Archive for the ‘Knitting Pattern’ Category

Friday: Fiber History

October 30, 2009

First let me thank everyone who has commented with a suggestion about a fiber artist so far. My first few e-mails will be going out today.

Because I want to kick start the Friday Fiber Artist collectively, today will be dedicated to Fiber History. (Because, well, why not?)

I have been knee deep in Victorian historical research for the past week. In that vein I wanted to give you a couple of Victorian patterns that I have come across (and admired.)

First the Princess Crocheted Workbag. Not only is it gorgeous, but Mary Schlueter also provided translation, making the pattern workable from a modern day American perspective.

princess crochet bag

Doesn’t it look incredibly intricate? The instructions aren’t terribly complicated, and now I have a serious case of bag-envy. That seems to be a natural state for me though.

Second, from the same site: Infant’s Knitted Bootee . Unfortunately there is no gauge or yarn or needle size but hey, that just adds to the adventure!

Looking at them though, I wonder if it wasn’t done with sewing thread, because these look like terribly intricate booties to fit on a infant foot. Hmmm. Betcha if you use worsted weight and sz 5’s you could make an “Adult’s Knitted Bootee”

knitted_bootee_small

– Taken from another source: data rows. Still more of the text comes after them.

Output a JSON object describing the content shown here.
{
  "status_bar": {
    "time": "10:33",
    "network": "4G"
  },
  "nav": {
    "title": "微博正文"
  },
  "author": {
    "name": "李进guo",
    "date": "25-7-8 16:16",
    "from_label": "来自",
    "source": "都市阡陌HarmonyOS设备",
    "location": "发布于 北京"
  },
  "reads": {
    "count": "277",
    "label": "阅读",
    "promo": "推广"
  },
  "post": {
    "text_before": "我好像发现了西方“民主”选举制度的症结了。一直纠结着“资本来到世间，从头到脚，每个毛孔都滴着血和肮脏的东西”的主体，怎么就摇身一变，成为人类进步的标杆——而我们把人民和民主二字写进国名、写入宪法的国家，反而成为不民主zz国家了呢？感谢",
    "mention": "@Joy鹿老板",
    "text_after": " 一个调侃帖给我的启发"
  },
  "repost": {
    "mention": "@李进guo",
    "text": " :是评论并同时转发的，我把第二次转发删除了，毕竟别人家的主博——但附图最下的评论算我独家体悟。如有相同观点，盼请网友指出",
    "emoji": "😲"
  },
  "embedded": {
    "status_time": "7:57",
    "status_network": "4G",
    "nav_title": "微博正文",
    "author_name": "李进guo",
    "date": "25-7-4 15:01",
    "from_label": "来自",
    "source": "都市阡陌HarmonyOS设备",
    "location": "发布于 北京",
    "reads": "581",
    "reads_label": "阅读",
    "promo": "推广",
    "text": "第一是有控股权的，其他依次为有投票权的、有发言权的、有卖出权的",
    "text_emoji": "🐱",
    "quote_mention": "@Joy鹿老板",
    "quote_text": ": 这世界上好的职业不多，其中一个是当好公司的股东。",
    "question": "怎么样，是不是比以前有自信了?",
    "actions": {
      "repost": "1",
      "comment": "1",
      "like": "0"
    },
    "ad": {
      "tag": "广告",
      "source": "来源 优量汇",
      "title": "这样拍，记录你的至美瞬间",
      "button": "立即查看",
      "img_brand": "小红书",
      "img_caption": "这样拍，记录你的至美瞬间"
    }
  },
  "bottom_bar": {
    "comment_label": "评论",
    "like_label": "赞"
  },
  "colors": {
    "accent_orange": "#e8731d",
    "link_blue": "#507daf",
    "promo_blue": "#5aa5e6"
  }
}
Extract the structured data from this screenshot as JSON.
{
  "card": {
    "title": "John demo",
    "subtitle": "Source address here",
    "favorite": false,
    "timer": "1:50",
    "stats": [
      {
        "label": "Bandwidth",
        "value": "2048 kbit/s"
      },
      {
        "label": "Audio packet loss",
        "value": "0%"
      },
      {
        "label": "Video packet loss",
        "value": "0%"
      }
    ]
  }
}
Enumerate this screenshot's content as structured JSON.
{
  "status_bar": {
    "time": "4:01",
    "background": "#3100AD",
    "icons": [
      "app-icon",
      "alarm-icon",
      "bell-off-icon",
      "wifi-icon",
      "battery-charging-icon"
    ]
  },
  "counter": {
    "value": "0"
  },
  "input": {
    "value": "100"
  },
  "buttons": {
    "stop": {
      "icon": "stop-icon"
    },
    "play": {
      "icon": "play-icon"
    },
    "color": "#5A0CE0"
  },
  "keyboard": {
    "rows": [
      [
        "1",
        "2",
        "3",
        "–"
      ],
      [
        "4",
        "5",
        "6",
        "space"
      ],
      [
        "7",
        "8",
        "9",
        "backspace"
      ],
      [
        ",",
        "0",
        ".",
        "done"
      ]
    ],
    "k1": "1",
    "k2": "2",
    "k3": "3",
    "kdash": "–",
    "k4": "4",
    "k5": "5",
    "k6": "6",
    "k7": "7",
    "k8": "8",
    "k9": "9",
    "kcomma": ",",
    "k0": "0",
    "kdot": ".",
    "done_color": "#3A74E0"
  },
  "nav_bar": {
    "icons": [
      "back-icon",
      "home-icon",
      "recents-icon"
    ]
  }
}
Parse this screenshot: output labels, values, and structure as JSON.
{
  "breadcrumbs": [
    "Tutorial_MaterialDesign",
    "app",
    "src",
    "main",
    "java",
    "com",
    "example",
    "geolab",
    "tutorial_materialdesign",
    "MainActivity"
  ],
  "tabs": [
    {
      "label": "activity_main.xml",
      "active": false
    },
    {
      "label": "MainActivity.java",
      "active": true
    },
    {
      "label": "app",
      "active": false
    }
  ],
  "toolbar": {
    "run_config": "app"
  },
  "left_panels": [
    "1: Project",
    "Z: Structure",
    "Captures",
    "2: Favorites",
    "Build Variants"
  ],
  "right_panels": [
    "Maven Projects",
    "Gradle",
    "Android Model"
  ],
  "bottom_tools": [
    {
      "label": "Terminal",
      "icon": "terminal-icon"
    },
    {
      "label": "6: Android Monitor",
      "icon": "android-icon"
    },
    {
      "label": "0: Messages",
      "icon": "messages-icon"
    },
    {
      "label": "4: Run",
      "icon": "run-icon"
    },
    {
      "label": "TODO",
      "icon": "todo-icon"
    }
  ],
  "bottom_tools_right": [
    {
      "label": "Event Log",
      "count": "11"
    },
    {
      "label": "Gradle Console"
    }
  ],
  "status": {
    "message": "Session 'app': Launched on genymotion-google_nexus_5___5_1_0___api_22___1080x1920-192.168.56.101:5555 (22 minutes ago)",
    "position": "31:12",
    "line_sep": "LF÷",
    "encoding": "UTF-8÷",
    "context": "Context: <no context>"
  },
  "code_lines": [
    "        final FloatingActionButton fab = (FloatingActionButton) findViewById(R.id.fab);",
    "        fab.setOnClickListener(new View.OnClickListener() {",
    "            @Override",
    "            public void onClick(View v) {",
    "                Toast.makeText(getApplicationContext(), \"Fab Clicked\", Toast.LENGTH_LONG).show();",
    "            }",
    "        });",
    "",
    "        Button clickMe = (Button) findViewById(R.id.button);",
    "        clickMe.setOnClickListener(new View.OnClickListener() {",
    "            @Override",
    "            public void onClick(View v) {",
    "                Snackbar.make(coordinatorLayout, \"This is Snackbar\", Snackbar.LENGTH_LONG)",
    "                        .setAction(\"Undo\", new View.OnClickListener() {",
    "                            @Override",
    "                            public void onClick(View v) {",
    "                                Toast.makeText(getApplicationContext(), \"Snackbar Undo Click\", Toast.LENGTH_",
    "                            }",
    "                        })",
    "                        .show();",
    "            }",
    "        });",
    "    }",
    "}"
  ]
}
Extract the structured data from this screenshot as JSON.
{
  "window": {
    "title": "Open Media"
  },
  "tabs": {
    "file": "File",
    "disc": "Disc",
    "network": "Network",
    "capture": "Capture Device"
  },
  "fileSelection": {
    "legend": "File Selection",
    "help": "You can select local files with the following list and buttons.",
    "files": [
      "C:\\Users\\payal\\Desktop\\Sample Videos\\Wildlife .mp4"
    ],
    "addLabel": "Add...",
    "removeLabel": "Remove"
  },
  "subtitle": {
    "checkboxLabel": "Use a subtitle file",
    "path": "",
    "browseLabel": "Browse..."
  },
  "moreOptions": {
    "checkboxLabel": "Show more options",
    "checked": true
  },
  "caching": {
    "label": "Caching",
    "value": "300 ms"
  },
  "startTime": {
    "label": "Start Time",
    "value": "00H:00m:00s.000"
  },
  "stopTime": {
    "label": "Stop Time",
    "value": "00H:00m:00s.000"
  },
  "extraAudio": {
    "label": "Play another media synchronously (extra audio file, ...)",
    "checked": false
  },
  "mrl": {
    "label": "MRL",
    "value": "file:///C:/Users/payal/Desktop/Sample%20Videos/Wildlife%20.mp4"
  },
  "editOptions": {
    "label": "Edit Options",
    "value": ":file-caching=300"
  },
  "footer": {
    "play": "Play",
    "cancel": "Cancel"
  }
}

Free Pattern: Knit Cube Sachet

August 6, 2009

So today’s free pattern is a sachet, besides making your clothes smell fresh, sachets that hold lavender or cloves also protect wool of all sorts from moths. With that in mind I made a small sachet that is quick to make and small enough to easily be thrown in either a draw, project bag, or storage bin.

Why a cube, because while knitting the mitered squares, I remembered a bit of oragami I once did, where I had to fold a cube out of one continuous piece of paper (don’t worry, it’s fun!)

sachet 1

Materials: 1 ball of Sugar ‘n Cream tumbleweed or another worsted weight cotton yarn

US size 4 needles

Tapestry needle

Gauge: 1 mitered square is about 2″ x 2″ but  the important thing about gauge is that it should be tight enough to keep the lavender buds or cloves from falling out.

cube

Here’s the basic cube assembly, the color coded sides will be knit together in the pattern, the other sides must be sewn to each other after the fact.

For Square 1:

Cast On 14 sts

Row 1: Purl across

Row 2: Knit 5, SSK, K2tog, Knit 5 (12 sts)

Row 3: Purl across

Row 4: Knit 4, SSK, K2tog, Knit 4 (10 sts)

Row 5: Purl across

Row 6: Knit 3, SSK, K2tog, Knit 3 (8 sts)

Row 7: Purl across

Row 8: Knit 2, SSK, K2tog, Knit 2 (6 sts)

Row 9: Purl across

Row 10: Knit 1, SSK, K2tog, Knit 1 (4 sts)

Row 11: Purl Across

Row 12: SSK, K2tog (2 sts)

Row 13: Purl across

Row 14: K2tog (1 st)

Square 2:

Leaving the stitch on the needle pick up and knit 6 stitches along the right side of square 1 and cast on 7 stitches using the cable method. Repeat rows 1-14

Square 3:

Leaving the stitch on the needle pick up and knit 6 stitches along the right side of square 2 and cast on 7 stitches using the cable method. Repeat rows 1-12

Row 13: P2tog (1 st)

Square 4:

Leaving the stitch on the needle pick up and purl 6 stitches along the left side of square 3 and cast on 7 stitches using the cable method. Knit across all sts then repeat rows 1-14

Square 5:

Leaving the stitch on the needle pick up and knit 6 stitches along the right side of square 4 and pick up and knit 7 stitches from the side of square 3. (14 sts) Repeat rows 1-14

Square 6:

Leaving the stitch on the needle pick up and knit 6 stitches along the right side of square 5 and pick up and knit 7 stitches from the remaining side of square 3. (14 sts) Repeat rows 1-14

Break yarn.

For the assembly should be fairly apparent at this point, and all you have to do is turn it inside out,  sew all but one of the sides closed, flip it right side out, fill it with either lavender or cloves and stitch that last part closed.

Voila! A cube sachet.

sachet 2